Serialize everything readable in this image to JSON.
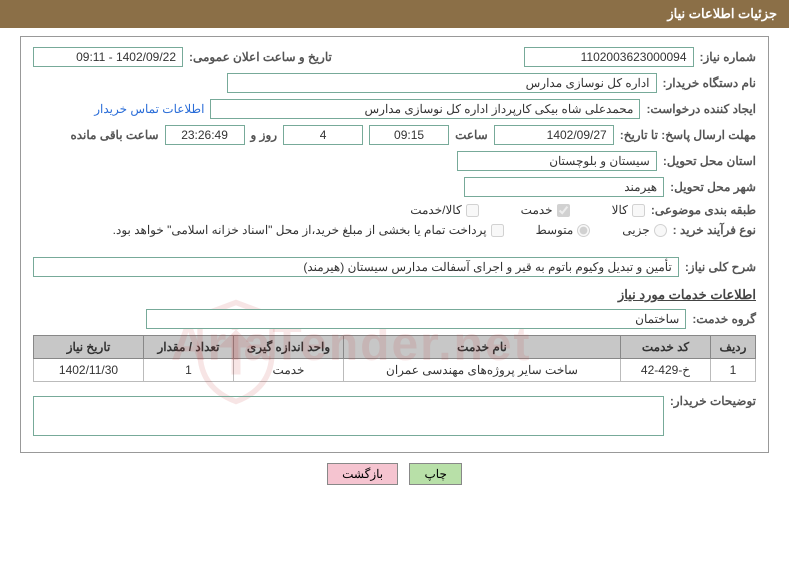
{
  "header": {
    "title": "جزئیات اطلاعات نیاز"
  },
  "fields": {
    "need_number_label": "شماره نیاز:",
    "need_number": "1102003623000094",
    "announce_date_label": "تاریخ و ساعت اعلان عمومی:",
    "announce_date": "1402/09/22 - 09:11",
    "buyer_org_label": "نام دستگاه خریدار:",
    "buyer_org": "اداره کل نوسازی مدارس",
    "requester_label": "ایجاد کننده درخواست:",
    "requester": "محمدعلی شاه بیکی کارپرداز اداره کل نوسازی مدارس",
    "contact_link": "اطلاعات تماس خریدار",
    "deadline_label": "مهلت ارسال پاسخ: تا تاریخ:",
    "deadline_date": "1402/09/27",
    "time_label": "ساعت",
    "deadline_time": "09:15",
    "days_value": "4",
    "days_and": "روز و",
    "countdown": "23:26:49",
    "remaining_label": "ساعت باقی مانده",
    "province_label": "استان محل تحویل:",
    "province": "سیستان و بلوچستان",
    "city_label": "شهر محل تحویل:",
    "city": "هیرمند",
    "category_label": "طبقه بندی موضوعی:",
    "cat_goods": "کالا",
    "cat_service": "خدمت",
    "cat_both": "کالا/خدمت",
    "process_label": "نوع فرآیند خرید :",
    "proc_minor": "جزیی",
    "proc_medium": "متوسط",
    "payment_note": "پرداخت تمام یا بخشی از مبلغ خرید،از محل \"اسناد خزانه اسلامی\" خواهد بود.",
    "need_desc_label": "شرح کلی نیاز:",
    "need_desc": "تأمین و تبدیل وکیوم باتوم به قیر و اجرای آسفالت مدارس سیستان (هیرمند)",
    "service_info_title": "اطلاعات خدمات مورد نیاز",
    "service_group_label": "گروه خدمت:",
    "service_group": "ساختمان",
    "buyer_notes_label": "توضیحات خریدار:"
  },
  "table": {
    "headers": {
      "row": "ردیف",
      "code": "کد خدمت",
      "name": "نام خدمت",
      "unit": "واحد اندازه گیری",
      "qty": "تعداد / مقدار",
      "date": "تاریخ نیاز"
    },
    "rows": [
      {
        "row": "1",
        "code": "خ-429-42",
        "name": "ساخت سایر پروژه‌های مهندسی عمران",
        "unit": "خدمت",
        "qty": "1",
        "date": "1402/11/30"
      }
    ]
  },
  "buttons": {
    "print": "چاپ",
    "back": "بازگشت"
  }
}
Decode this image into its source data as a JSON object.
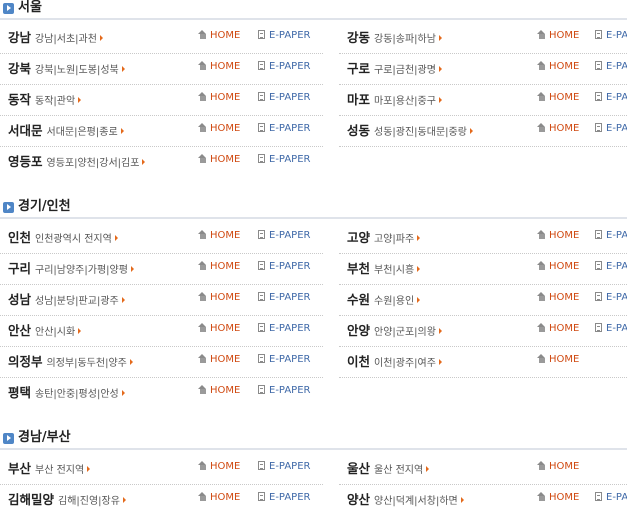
{
  "links": {
    "home": "HOME",
    "epaper": "E-PAPER"
  },
  "sections": [
    {
      "title": "서울",
      "left": [
        {
          "city": "강남",
          "sub": "강남|서초|과천"
        },
        {
          "city": "강북",
          "sub": "강북|노원|도봉|성북"
        },
        {
          "city": "동작",
          "sub": "동작|관악"
        },
        {
          "city": "서대문",
          "sub": "서대문|은평|종로"
        },
        {
          "city": "영등포",
          "sub": "영등포|양천|강서|김포"
        }
      ],
      "right": [
        {
          "city": "강동",
          "sub": "강동|송파|하남"
        },
        {
          "city": "구로",
          "sub": "구로|금천|광명"
        },
        {
          "city": "마포",
          "sub": "마포|용산|중구"
        },
        {
          "city": "성동",
          "sub": "성동|광진|동대문|중랑"
        }
      ]
    },
    {
      "title": "경기/인천",
      "left": [
        {
          "city": "인천",
          "sub": "인천광역시 전지역"
        },
        {
          "city": "구리",
          "sub": "구리|남양주|가평|양평"
        },
        {
          "city": "성남",
          "sub": "성남|분당|판교|광주"
        },
        {
          "city": "안산",
          "sub": "안산|시화"
        },
        {
          "city": "의정부",
          "sub": "의정부|동두천|양주"
        },
        {
          "city": "평택",
          "sub": "송탄|안중|평성|안성"
        }
      ],
      "right": [
        {
          "city": "고양",
          "sub": "고양|파주"
        },
        {
          "city": "부천",
          "sub": "부천|시흥"
        },
        {
          "city": "수원",
          "sub": "수원|용인"
        },
        {
          "city": "안양",
          "sub": "안양|군포|의왕"
        },
        {
          "city": "이천",
          "sub": "이천|광주|여주"
        }
      ]
    },
    {
      "title": "경남/부산",
      "left": [
        {
          "city": "부산",
          "sub": "부산 전지역"
        },
        {
          "city": "김해밀양",
          "sub": "김해|진영|장유"
        }
      ],
      "right": [
        {
          "city": "울산",
          "sub": "울산 전지역"
        },
        {
          "city": "양산",
          "sub": "양산|덕계|서창|하면"
        }
      ]
    }
  ]
}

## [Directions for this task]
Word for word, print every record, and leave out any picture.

## [Expected answer]
Serialize everything readable in this image to JSON.
{
  "header": {
    "title": "جزئیات اطلاعات نیاز"
  },
  "fields": {
    "need_number_label": "شماره نیاز:",
    "need_number": "1102003623000094",
    "announce_date_label": "تاریخ و ساعت اعلان عمومی:",
    "announce_date": "1402/09/22 - 09:11",
    "buyer_org_label": "نام دستگاه خریدار:",
    "buyer_org": "اداره کل نوسازی مدارس",
    "requester_label": "ایجاد کننده درخواست:",
    "requester": "محمدعلی شاه بیکی کارپرداز اداره کل نوسازی مدارس",
    "contact_link": "اطلاعات تماس خریدار",
    "deadline_label": "مهلت ارسال پاسخ: تا تاریخ:",
    "deadline_date": "1402/09/27",
    "time_label": "ساعت",
    "deadline_time": "09:15",
    "days_value": "4",
    "days_and": "روز و",
    "countdown": "23:26:49",
    "remaining_label": "ساعت باقی مانده",
    "province_label": "استان محل تحویل:",
    "province": "سیستان و بلوچستان",
    "city_label": "شهر محل تحویل:",
    "city": "هیرمند",
    "category_label": "طبقه بندی موضوعی:",
    "cat_goods": "کالا",
    "cat_service": "خدمت",
    "cat_both": "کالا/خدمت",
    "process_label": "نوع فرآیند خرید :",
    "proc_minor": "جزیی",
    "proc_medium": "متوسط",
    "payment_note": "پرداخت تمام یا بخشی از مبلغ خرید،از محل \"اسناد خزانه اسلامی\" خواهد بود.",
    "need_desc_label": "شرح کلی نیاز:",
    "need_desc": "تأمین و تبدیل وکیوم باتوم به قیر و اجرای آسفالت مدارس سیستان (هیرمند)",
    "service_info_title": "اطلاعات خدمات مورد نیاز",
    "service_group_label": "گروه خدمت:",
    "service_group": "ساختمان",
    "buyer_notes_label": "توضیحات خریدار:"
  },
  "table": {
    "headers": {
      "row": "ردیف",
      "code": "کد خدمت",
      "name": "نام خدمت",
      "unit": "واحد اندازه گیری",
      "qty": "تعداد / مقدار",
      "date": "تاریخ نیاز"
    },
    "rows": [
      {
        "row": "1",
        "code": "خ-429-42",
        "name": "ساخت سایر پروژه‌های مهندسی عمران",
        "unit": "خدمت",
        "qty": "1",
        "date": "1402/11/30"
      }
    ]
  },
  "buttons": {
    "print": "چاپ",
    "back": "بازگشت"
  }
}
Decode this image into its source data as a JSON object.
{
  "links": {
    "home": "HOME",
    "epaper": "E-PAPER"
  },
  "sections": [
    {
      "title": "서울",
      "left": [
        {
          "city": "강남",
          "sub": "강남|서초|과천"
        },
        {
          "city": "강북",
          "sub": "강북|노원|도봉|성북"
        },
        {
          "city": "동작",
          "sub": "동작|관악"
        },
        {
          "city": "서대문",
          "sub": "서대문|은평|종로"
        },
        {
          "city": "영등포",
          "sub": "영등포|양천|강서|김포"
        }
      ],
      "right": [
        {
          "city": "강동",
          "sub": "강동|송파|하남"
        },
        {
          "city": "구로",
          "sub": "구로|금천|광명"
        },
        {
          "city": "마포",
          "sub": "마포|용산|중구"
        },
        {
          "city": "성동",
          "sub": "성동|광진|동대문|중랑"
        }
      ]
    },
    {
      "title": "경기/인천",
      "left": [
        {
          "city": "인천",
          "sub": "인천광역시 전지역"
        },
        {
          "city": "구리",
          "sub": "구리|남양주|가평|양평"
        },
        {
          "city": "성남",
          "sub": "성남|분당|판교|광주"
        },
        {
          "city": "안산",
          "sub": "안산|시화"
        },
        {
          "city": "의정부",
          "sub": "의정부|동두천|양주"
        },
        {
          "city": "평택",
          "sub": "송탄|안중|평성|안성"
        }
      ],
      "right": [
        {
          "city": "고양",
          "sub": "고양|파주"
        },
        {
          "city": "부천",
          "sub": "부천|시흥"
        },
        {
          "city": "수원",
          "sub": "수원|용인"
        },
        {
          "city": "안양",
          "sub": "안양|군포|의왕"
        },
        {
          "city": "이천",
          "sub": "이천|광주|여주"
        }
      ]
    },
    {
      "title": "경남/부산",
      "left": [
        {
          "city": "부산",
          "sub": "부산 전지역"
        },
        {
          "city": "김해밀양",
          "sub": "김해|진영|장유"
        }
      ],
      "right": [
        {
          "city": "울산",
          "sub": "울산 전지역"
        },
        {
          "city": "양산",
          "sub": "양산|덕계|서창|하면"
        }
      ]
    }
  ]
}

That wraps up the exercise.